-------- Data for the task --------

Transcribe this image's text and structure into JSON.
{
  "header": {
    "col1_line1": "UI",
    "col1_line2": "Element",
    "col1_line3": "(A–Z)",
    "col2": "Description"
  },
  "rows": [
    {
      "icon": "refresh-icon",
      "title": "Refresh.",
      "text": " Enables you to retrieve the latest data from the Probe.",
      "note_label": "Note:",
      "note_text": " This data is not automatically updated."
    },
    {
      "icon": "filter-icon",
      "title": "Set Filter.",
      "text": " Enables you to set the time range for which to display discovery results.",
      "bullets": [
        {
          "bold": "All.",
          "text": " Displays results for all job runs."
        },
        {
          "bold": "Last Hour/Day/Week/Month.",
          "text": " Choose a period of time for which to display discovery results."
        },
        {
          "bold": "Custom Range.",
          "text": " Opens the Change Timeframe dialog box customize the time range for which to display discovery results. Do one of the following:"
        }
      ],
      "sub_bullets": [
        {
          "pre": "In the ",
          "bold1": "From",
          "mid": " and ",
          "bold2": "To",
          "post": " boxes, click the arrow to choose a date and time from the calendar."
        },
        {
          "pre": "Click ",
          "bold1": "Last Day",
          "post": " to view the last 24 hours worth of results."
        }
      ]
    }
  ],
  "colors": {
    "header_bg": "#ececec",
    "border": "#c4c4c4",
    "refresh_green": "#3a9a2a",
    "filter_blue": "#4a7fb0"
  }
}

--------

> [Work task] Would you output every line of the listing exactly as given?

> [Output]
Transcribe this image's text and structure into JSON.
{
  "header": {
    "col1_line1": "UI",
    "col1_line2": "Element",
    "col1_line3": "(A–Z)",
    "col2": "Description"
  },
  "rows": [
    {
      "icon": "refresh-icon",
      "title": "Refresh.",
      "text": " Enables you to retrieve the latest data from the Probe.",
      "note_label": "Note:",
      "note_text": " This data is not automatically updated."
    },
    {
      "icon": "filter-icon",
      "title": "Set Filter.",
      "text": " Enables you to set the time range for which to display discovery results.",
      "bullets": [
        {
          "bold": "All.",
          "text": " Displays results for all job runs."
        },
        {
          "bold": "Last Hour/Day/Week/Month.",
          "text": " Choose a period of time for which to display discovery results."
        },
        {
          "bold": "Custom Range.",
          "text": " Opens the Change Timeframe dialog box customize the time range for which to display discovery results. Do one of the following:"
        }
      ],
      "sub_bullets": [
        {
          "pre": "In the ",
          "bold1": "From",
          "mid": " and ",
          "bold2": "To",
          "post": " boxes, click the arrow to choose a date and time from the calendar."
        },
        {
          "pre": "Click ",
          "bold1": "Last Day",
          "post": " to view the last 24 hours worth of results."
        }
      ]
    }
  ],
  "colors": {
    "header_bg": "#ececec",
    "border": "#c4c4c4",
    "refresh_green": "#3a9a2a",
    "filter_blue": "#4a7fb0"
  }
}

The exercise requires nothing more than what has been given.